Jane Lockwood is the co-founder of Future Perfect Inc. She has a broad range of positions in universities and other educational management posts in Australia, Hong Kong and the Philippines. Her area of research interest relates to assessment, evaluation processes, and workplace communication curriculum development.

Her PhD investigated the curriculum and evaluation processes in Hong Kong work places and she has subsequently published in this area. Jane’s research has been in the areas of communication and language assessment in the business processing outsourcing industry.

Prof. Jonathan Culpeper

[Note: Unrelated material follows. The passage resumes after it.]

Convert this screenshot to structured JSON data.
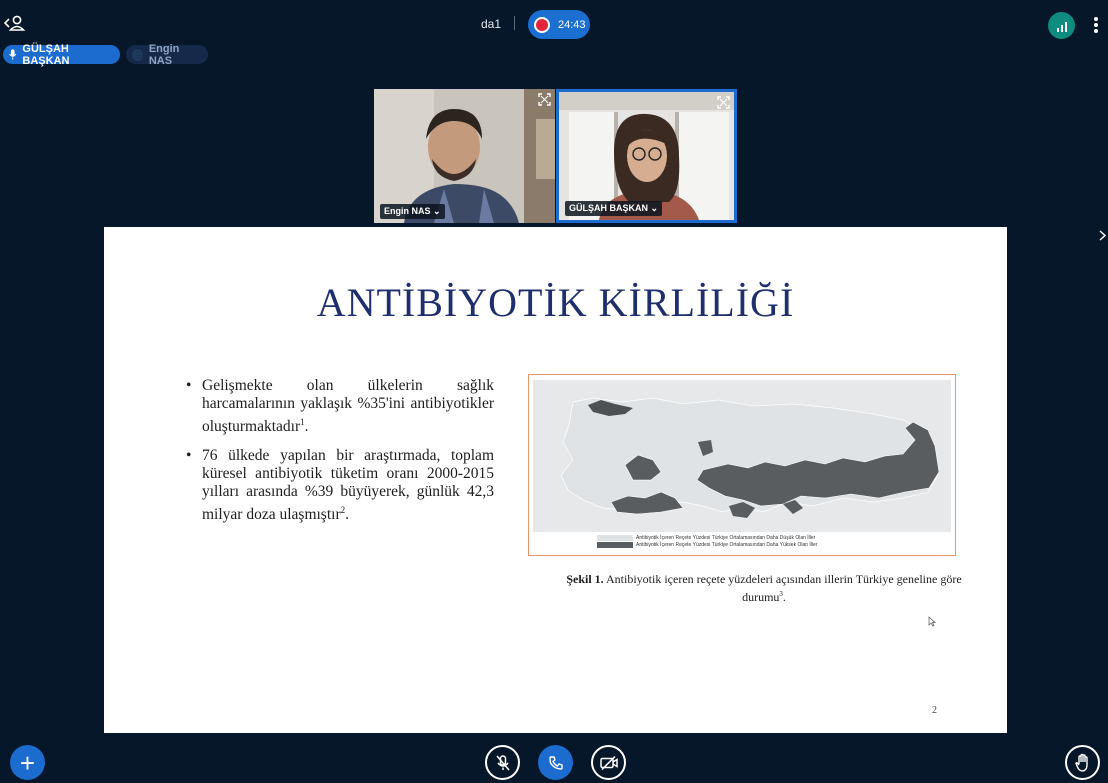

Jonathan has a particular research interest in linguistic (im)politeness, focusing on the social dynamics of interaction. He is pursuing various avenues of impoliteness-related research, including aspects of ‘hate speech’ and the investigation of prosody and (im)politeness, more on which can be found in The Palgrave Handbook of Linguistic (Im)politeness(2017). He also seeks to apply the theories of pragmatics to historical texts and language change, often underpinned by corpus methods. Stylistics has always been an enduring research line of his as well, which he combines with the study of Shakespeare’s language using modern approaches and methods.

Prof. Helen Kelly-Holmes

Helen is Professor of Applied Languages in the School of Modern Languages and Applied Linguistics, Ollscoil Luimnigh/University of Limerick and is an active member of the Centre for Applied Language Studies (CALS), having previously served as Director of the Centre. Her research concerns sociolinguistics, the study of language in society, and focuses on the interrelationship between media, markets, technologies and languages. She is particularly interested in the economic aspects of multilingualism, especially in relation to minority languages and the global political economy of English.

Prof. Michael Handford (Cardiff University, UK)

Michael is a professor of Applied Linguistics and English Language. He is especially interested in the ways that people communicate at work, how people make decisions and solve problems, or how relationships are developed, maintained or damaged. His latest interest is how culture and communication may interact.

Prof. Dennis Mumby (University of North Carolina, USA)

Dennis is the world-renowned driving force behind the school of critical organizational communication. His research focuses on the relationships among discourse, power, and organizing – as well as organizational processes of control and resistance, and how this dialectic is discursively produced, maintained, and transformed.